**Records provided:**
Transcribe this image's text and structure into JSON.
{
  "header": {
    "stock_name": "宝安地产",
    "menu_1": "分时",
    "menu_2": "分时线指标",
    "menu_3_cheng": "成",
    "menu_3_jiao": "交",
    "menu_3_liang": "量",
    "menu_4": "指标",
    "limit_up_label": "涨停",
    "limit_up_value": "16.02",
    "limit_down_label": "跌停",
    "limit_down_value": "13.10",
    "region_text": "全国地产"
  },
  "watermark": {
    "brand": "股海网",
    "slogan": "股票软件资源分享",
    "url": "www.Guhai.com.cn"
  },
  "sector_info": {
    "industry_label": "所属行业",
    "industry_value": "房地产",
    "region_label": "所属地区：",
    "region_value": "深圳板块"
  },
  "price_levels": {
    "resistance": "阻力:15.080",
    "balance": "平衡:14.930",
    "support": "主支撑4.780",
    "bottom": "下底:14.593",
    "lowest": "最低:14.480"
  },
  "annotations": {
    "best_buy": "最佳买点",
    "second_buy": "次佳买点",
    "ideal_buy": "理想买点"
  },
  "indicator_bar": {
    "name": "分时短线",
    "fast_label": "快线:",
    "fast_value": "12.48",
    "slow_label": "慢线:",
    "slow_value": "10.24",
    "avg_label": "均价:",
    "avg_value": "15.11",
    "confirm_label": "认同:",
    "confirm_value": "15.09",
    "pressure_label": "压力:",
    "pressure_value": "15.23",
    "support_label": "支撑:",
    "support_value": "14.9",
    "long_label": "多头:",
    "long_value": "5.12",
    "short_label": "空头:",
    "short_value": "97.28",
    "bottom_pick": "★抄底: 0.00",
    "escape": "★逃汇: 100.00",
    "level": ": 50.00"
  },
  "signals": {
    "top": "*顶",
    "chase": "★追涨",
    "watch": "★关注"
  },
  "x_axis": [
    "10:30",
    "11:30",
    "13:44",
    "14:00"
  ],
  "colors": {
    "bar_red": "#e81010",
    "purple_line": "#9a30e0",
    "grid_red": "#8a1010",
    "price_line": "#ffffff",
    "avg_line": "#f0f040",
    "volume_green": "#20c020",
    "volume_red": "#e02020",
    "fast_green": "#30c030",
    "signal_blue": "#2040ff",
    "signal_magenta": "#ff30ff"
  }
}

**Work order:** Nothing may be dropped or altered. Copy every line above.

**Task solution:**
Transcribe this image's text and structure into JSON.
{
  "header": {
    "stock_name": "宝安地产",
    "menu_1": "分时",
    "menu_2": "分时线指标",
    "menu_3_cheng": "成",
    "menu_3_jiao": "交",
    "menu_3_liang": "量",
    "menu_4": "指标",
    "limit_up_label": "涨停",
    "limit_up_value": "16.02",
    "limit_down_label": "跌停",
    "limit_down_value": "13.10",
    "region_text": "全国地产"
  },
  "watermark": {
    "brand": "股海网",
    "slogan": "股票软件资源分享",
    "url": "www.Guhai.com.cn"
  },
  "sector_info": {
    "industry_label": "所属行业",
    "industry_value": "房地产",
    "region_label": "所属地区：",
    "region_value": "深圳板块"
  },
  "price_levels": {
    "resistance": "阻力:15.080",
    "balance": "平衡:14.930",
    "support": "主支撑4.780",
    "bottom": "下底:14.593",
    "lowest": "最低:14.480"
  },
  "annotations": {
    "best_buy": "最佳买点",
    "second_buy": "次佳买点",
    "ideal_buy": "理想买点"
  },
  "indicator_bar": {
    "name": "分时短线",
    "fast_label": "快线:",
    "fast_value": "12.48",
    "slow_label": "慢线:",
    "slow_value": "10.24",
    "avg_label": "均价:",
    "avg_value": "15.11",
    "confirm_label": "认同:",
    "confirm_value": "15.09",
    "pressure_label": "压力:",
    "pressure_value": "15.23",
    "support_label": "支撑:",
    "support_value": "14.9",
    "long_label": "多头:",
    "long_value": "5.12",
    "short_label": "空头:",
    "short_value": "97.28",
    "bottom_pick": "★抄底: 0.00",
    "escape": "★逃汇: 100.00",
    "level": ": 50.00"
  },
  "signals": {
    "top": "*顶",
    "chase": "★追涨",
    "watch": "★关注"
  },
  "x_axis": [
    "10:30",
    "11:30",
    "13:44",
    "14:00"
  ],
  "colors": {
    "bar_red": "#e81010",
    "purple_line": "#9a30e0",
    "grid_red": "#8a1010",
    "price_line": "#ffffff",
    "avg_line": "#f0f040",
    "volume_green": "#20c020",
    "volume_red": "#e02020",
    "fast_green": "#30c030",
    "signal_blue": "#2040ff",
    "signal_magenta": "#ff30ff"
  }
}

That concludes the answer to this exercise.